There are two main categories of student loans: federal and private. Federal loans are almost always better, as they have lower interest rates and come with special income-based payment and forgiveness plans. You should always try to max out federal loans. Private loans have some of the worst terms and should be avoided if possible.
Decreasing Your Expenses
Now that we’ve discussed the different ways to increase your financial resources, let’s look at the other side of the equation and discuss how to decrease your expenses.
Choose an Affordable School
There is a lot of variation in the cost of tuition between medical schools, so choosing an affordable one can save you tens of thousands of dollars in the long run. At the lower end, there are medical schools that cost less than $20,000/year. At the higher end, there are schools that cost upwards of $70,000/year.
Tuition is not the only expense that comes along with your choice of medical school either. The cost of living can also vary widely depending on where your medical school is located. If you plan on attending medical school in California as I did, be prepared to spend a pretty penny on your living expenses.
There are many factors beyond cost that you need to take into account when choosing a medical school; however, it should still be a part of the conversation.
Minimize Your Expenses
Regardless of where you choose to go for medical school, there are always ways to save money and reduce your reliance on student loans.

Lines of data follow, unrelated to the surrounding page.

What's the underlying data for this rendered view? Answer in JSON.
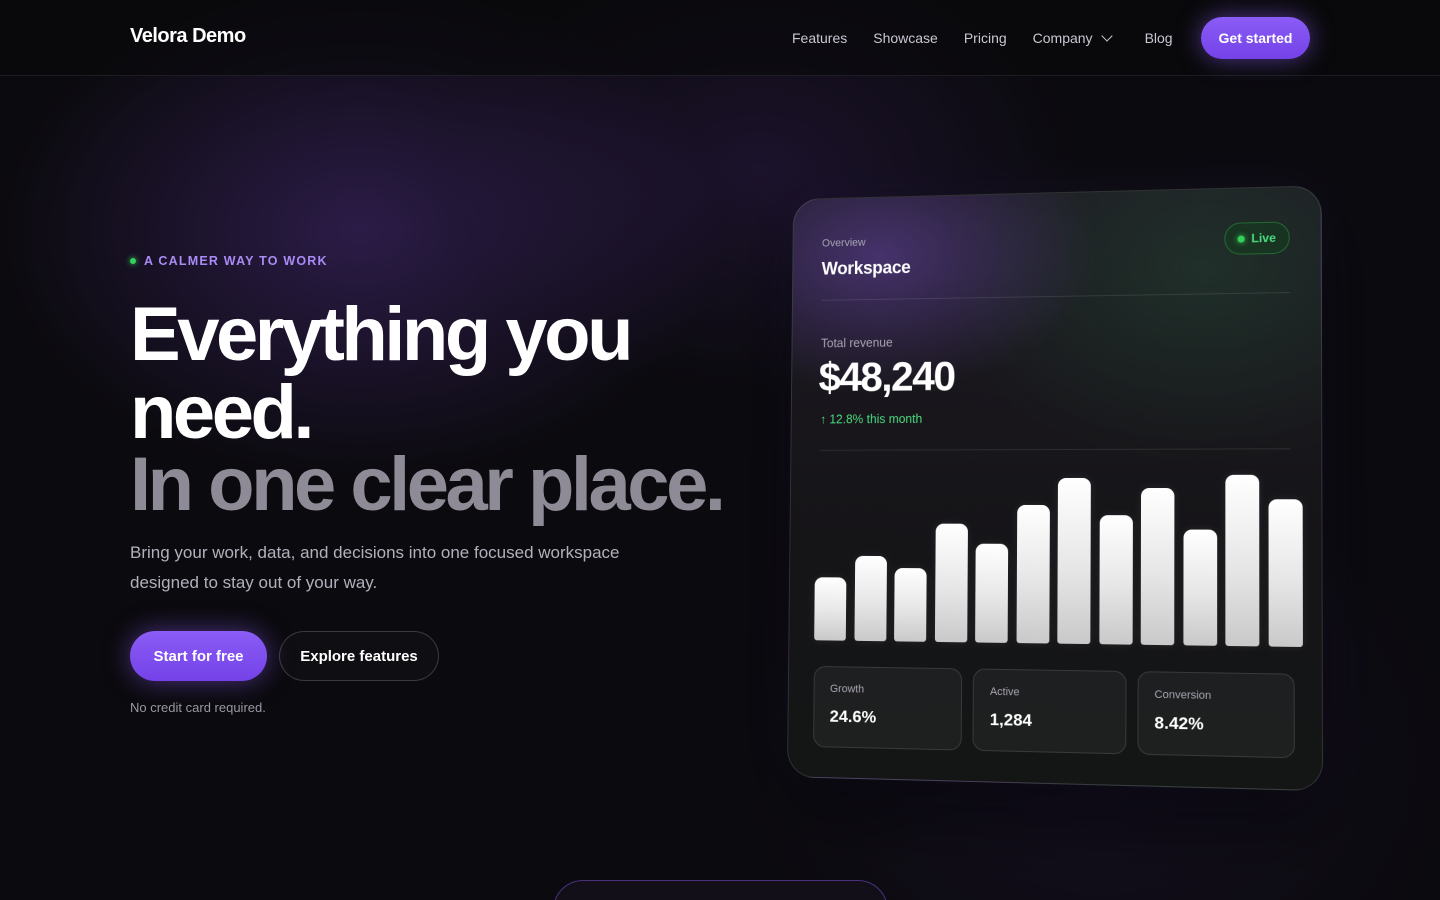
{
  "nav": {
    "brand": "Velora Demo",
    "links": [
      "Features",
      "Showcase",
      "Pricing",
      "Company",
      "Blog"
    ],
    "cta": "Get started"
  },
  "hero": {
    "eyebrow": "A CALMER WAY TO WORK",
    "headline_line1": "Everything you need.",
    "headline_line2": "In one clear place.",
    "subtext": "Bring your work, data, and decisions into one focused workspace designed to stay out of your way.",
    "primary_button": "Start for free",
    "secondary_button": "Explore features",
    "note": "No credit card required."
  },
  "card": {
    "overline": "Overview",
    "title": "Workspace",
    "badge": "Live",
    "revenue_label": "Total revenue",
    "revenue_value": "$48,240",
    "revenue_change": "↑ 12.8% this month",
    "bar_levels": [
      0.38,
      0.51,
      0.44,
      0.71,
      0.59,
      0.82,
      0.98,
      0.76,
      0.92,
      0.68,
      1.0,
      0.86
    ],
    "stats": [
      {
        "label": "Growth",
        "value": "24.6%"
      },
      {
        "label": "Active",
        "value": "1,284"
      },
      {
        "label": "Conversion",
        "value": "8.42%"
      }
    ]
  },
  "colors": {
    "accent": "#8b5cf6",
    "live_green": "#34d058",
    "background": "#0b0a0e"
  }
}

To start, having a roommate during medical school can be a great way to reduce your monthly expenses. Don’t get me wrong, having a roommate does have its pros and cons, but if you can find the right roommate, it can actually elevate your medical school experience and make it that much more enjoyable. If you live with a friend who is also in medical school, for instance, you two can study together and help motivate each other to stay on track.

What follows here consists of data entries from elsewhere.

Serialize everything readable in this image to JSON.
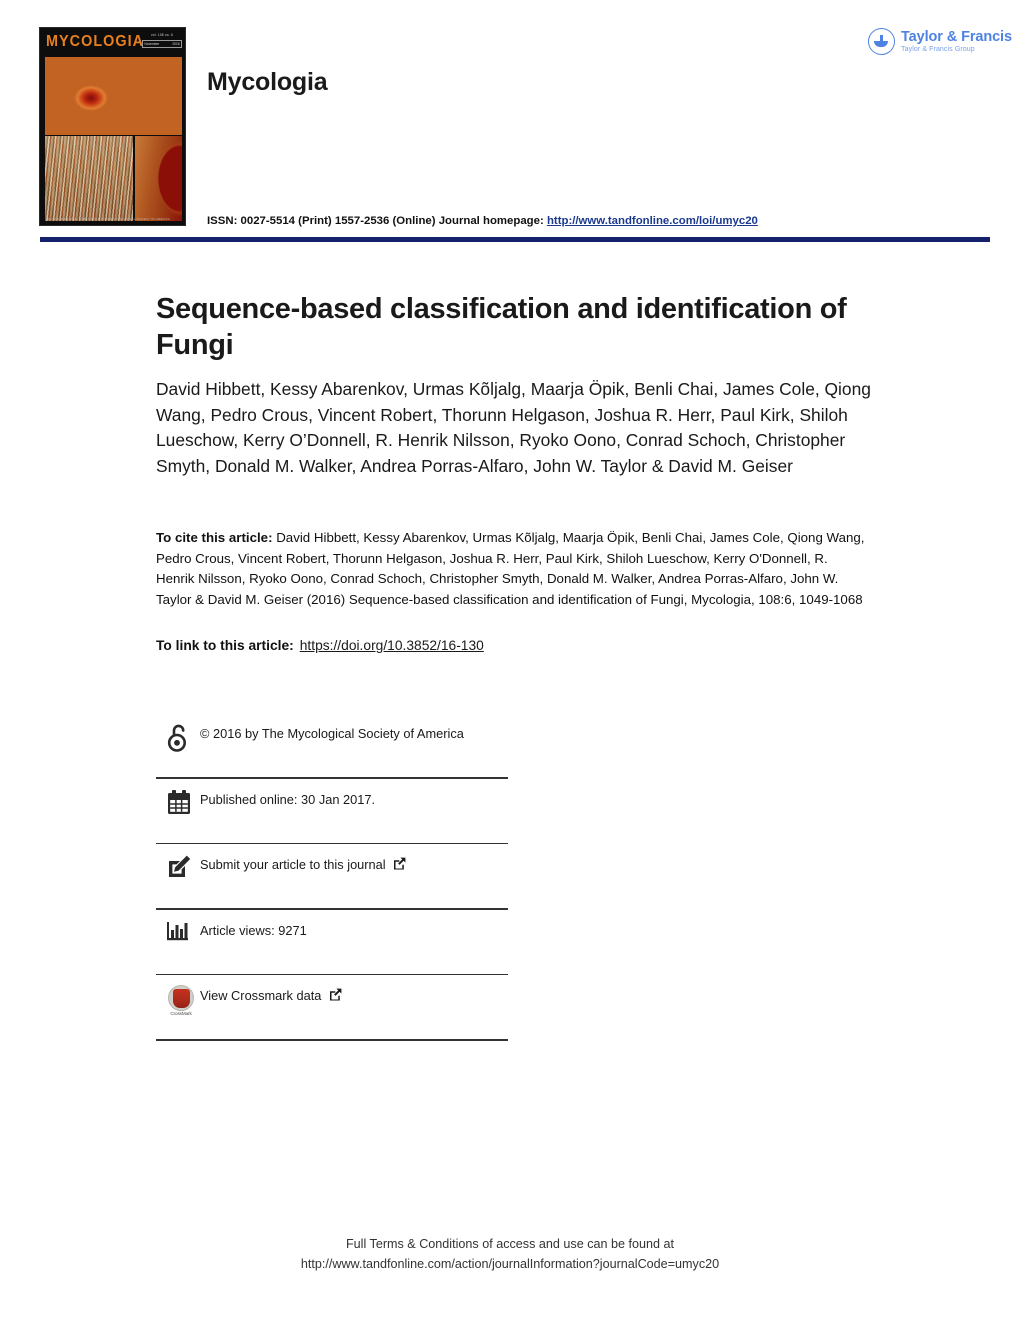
{
  "header": {
    "journal_name": "Mycologia",
    "cover": {
      "masthead_title": "MYCOLOGIA",
      "volume_line": "vol. 108 no. 6",
      "date_month": "November",
      "date_year": "2016",
      "footer_line": "OFFICIAL BIMONTHLY PUBLICATION OF THE MYCOLOGICAL SOCIETY OF AMERICA",
      "alt": "Mycologia journal cover, orange cup fungi on green moss"
    },
    "publisher": {
      "name": "Taylor & Francis",
      "group": "Taylor & Francis Group",
      "brand_color": "#4e82e3"
    },
    "issn": {
      "prefix": "ISSN: 0027-5514 (Print) 1557-2536 (Online) Journal homepage: ",
      "homepage_url": "http://www.tandfonline.com/loi/umyc20"
    },
    "rule_color": "#15226b"
  },
  "article": {
    "title": "Sequence-based classification and identification of Fungi",
    "authors": "David Hibbett, Kessy Abarenkov, Urmas Kõljalg, Maarja Öpik, Benli Chai, James Cole, Qiong Wang, Pedro Crous, Vincent Robert, Thorunn Helgason, Joshua R. Herr, Paul Kirk, Shiloh Lueschow, Kerry O’Donnell, R. Henrik Nilsson, Ryoko Oono, Conrad Schoch, Christopher Smyth, Donald M. Walker, Andrea Porras-Alfaro, John W. Taylor & David M. Geiser",
    "cite_label": "To cite this article:",
    "cite_text": " David Hibbett, Kessy Abarenkov, Urmas Kõljalg, Maarja Öpik, Benli Chai, James Cole, Qiong Wang, Pedro Crous, Vincent Robert, Thorunn Helgason, Joshua R. Herr, Paul Kirk, Shiloh Lueschow, Kerry O'Donnell, R. Henrik Nilsson, Ryoko Oono, Conrad Schoch, Christopher Smyth, Donald M. Walker, Andrea Porras-Alfaro, John W. Taylor & David M. Geiser (2016) Sequence-based classification and identification of Fungi, Mycologia, 108:6, 1049-1068",
    "link_label": "To link to this article:",
    "doi_url": "https://doi.org/10.3852/16-130"
  },
  "meta_rows": [
    {
      "icon": "open-access-icon",
      "text": "© 2016 by The Mycological Society of America",
      "external": false
    },
    {
      "icon": "calendar-icon",
      "text": "Published online: 30 Jan 2017.",
      "external": false
    },
    {
      "icon": "pencil-icon",
      "text": "Submit your article to this journal",
      "external": true
    },
    {
      "icon": "bar-chart-icon",
      "text": "Article views: 9271",
      "external": false
    },
    {
      "icon": "crossmark-icon",
      "text": "View Crossmark data",
      "external": true,
      "badge_label": "CrossMark"
    }
  ],
  "footer": {
    "line1": "Full Terms & Conditions of access and use can be found at",
    "line2": "http://www.tandfonline.com/action/journalInformation?journalCode=umyc20"
  }
}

Next, you should learn to cook at home. Not only is it significantly cheaper than eating out, but it is much healthier as well. Cooking is also just a valuable skill that you can take with you for the rest of your life. You don’t want to be the kind of person that tries to boil pasta without any water. Trust me, I’ve seen it happen.
Buying and reselling textbooks, holding off on upgrading to the latest tech, and steering clear of the strip club – any way that you can reduce your expenses will minimize your reliance on student loans and reduce the amount of interest that you have to pay back later. If you can cut back now, your future self will surely thank you.
Financial Mistakes to Avoid
That being said, there is a limit to frugality that you should be aware of. You can think of managing your finances in medical school, and in life for that matter, as somewhat of a bell curve. You don’t want to be at either extreme but instead somewhere in the middle.
At one extreme, you have the people that think every purchase is just a “drop in the bucket.” They go out and buy the newest iPad, or computer, or car and think to themselves, “I’m already taking out so much money in loans, what’s another couple of hundred dollars here or there?” The issue with this mindset is that loans have a compounding effect. What costs you a hundred dollars now can easily cost you double or triple that down the road.
At the other extreme, you have the people that are so concerned about saving every penny that they make themselves miserable. I know we’ve talked about choosing a medical school that is affordable or cutting back on your monthly expenses, but if those choices make you miserable then they are likely not worth the cost savings.
If going to school in California lets you stay closer to family and friends and you genuinely enjoy living there, then the cost savings should not stop you. Additionally, if your $4 pumpkin spice latte from Starbucks brings you joy in the morning then go ahead and get it – no matter what Graham Stephan tells you.
Living frugally during medical school is about being conscious of what you’re spending your money on, not spending so little that you suck every last bit of joy out of your life.